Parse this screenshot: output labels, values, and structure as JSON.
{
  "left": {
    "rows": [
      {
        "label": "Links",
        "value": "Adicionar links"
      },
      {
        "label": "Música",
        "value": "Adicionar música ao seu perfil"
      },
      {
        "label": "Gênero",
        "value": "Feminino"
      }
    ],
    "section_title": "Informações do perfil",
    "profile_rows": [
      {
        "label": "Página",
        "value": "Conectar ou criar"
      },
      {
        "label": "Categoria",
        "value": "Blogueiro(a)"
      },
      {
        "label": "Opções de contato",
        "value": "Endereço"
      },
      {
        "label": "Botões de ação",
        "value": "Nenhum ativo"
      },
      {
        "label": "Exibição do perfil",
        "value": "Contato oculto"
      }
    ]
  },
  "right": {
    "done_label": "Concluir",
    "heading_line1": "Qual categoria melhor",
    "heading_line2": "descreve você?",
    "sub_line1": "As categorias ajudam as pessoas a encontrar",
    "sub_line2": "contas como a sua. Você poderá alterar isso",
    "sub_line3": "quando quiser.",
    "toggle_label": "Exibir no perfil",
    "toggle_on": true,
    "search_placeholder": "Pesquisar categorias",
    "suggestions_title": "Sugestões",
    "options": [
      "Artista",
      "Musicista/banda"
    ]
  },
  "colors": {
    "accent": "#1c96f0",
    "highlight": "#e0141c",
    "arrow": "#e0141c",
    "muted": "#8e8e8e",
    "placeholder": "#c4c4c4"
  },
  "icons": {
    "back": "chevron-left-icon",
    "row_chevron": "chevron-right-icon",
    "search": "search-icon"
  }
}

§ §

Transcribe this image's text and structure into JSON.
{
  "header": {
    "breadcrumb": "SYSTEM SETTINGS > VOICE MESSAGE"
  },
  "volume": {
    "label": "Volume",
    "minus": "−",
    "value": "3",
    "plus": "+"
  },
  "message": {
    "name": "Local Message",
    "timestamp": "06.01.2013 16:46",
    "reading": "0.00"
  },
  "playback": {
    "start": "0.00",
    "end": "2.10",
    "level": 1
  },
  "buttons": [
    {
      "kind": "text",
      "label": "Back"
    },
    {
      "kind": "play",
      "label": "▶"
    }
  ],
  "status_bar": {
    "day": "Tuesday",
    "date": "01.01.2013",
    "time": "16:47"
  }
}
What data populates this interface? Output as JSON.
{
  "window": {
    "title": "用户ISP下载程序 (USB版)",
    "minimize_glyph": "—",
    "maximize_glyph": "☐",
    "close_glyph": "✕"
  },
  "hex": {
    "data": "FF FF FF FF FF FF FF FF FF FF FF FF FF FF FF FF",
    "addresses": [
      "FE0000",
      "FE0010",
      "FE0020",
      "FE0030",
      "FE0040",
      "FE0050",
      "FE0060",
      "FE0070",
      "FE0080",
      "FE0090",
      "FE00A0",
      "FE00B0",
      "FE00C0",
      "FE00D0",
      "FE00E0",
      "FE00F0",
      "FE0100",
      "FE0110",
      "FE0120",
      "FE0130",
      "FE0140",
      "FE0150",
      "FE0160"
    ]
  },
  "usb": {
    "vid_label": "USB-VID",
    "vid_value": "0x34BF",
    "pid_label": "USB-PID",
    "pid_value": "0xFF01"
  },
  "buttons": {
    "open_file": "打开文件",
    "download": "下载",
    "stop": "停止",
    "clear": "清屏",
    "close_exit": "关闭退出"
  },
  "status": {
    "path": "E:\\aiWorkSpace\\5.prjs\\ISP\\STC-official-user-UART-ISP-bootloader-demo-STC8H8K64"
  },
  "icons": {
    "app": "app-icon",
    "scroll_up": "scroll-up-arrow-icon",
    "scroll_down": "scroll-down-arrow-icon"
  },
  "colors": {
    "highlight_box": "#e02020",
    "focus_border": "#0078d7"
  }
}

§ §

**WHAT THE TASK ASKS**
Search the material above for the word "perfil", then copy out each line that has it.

**TASK ANSWER**
        "value": "Adicionar música ao seu perfil"
    "section_title": "Informações do perfil",
        "label": "Exibição do perfil",
    "toggle_label": "Exibir no perfil",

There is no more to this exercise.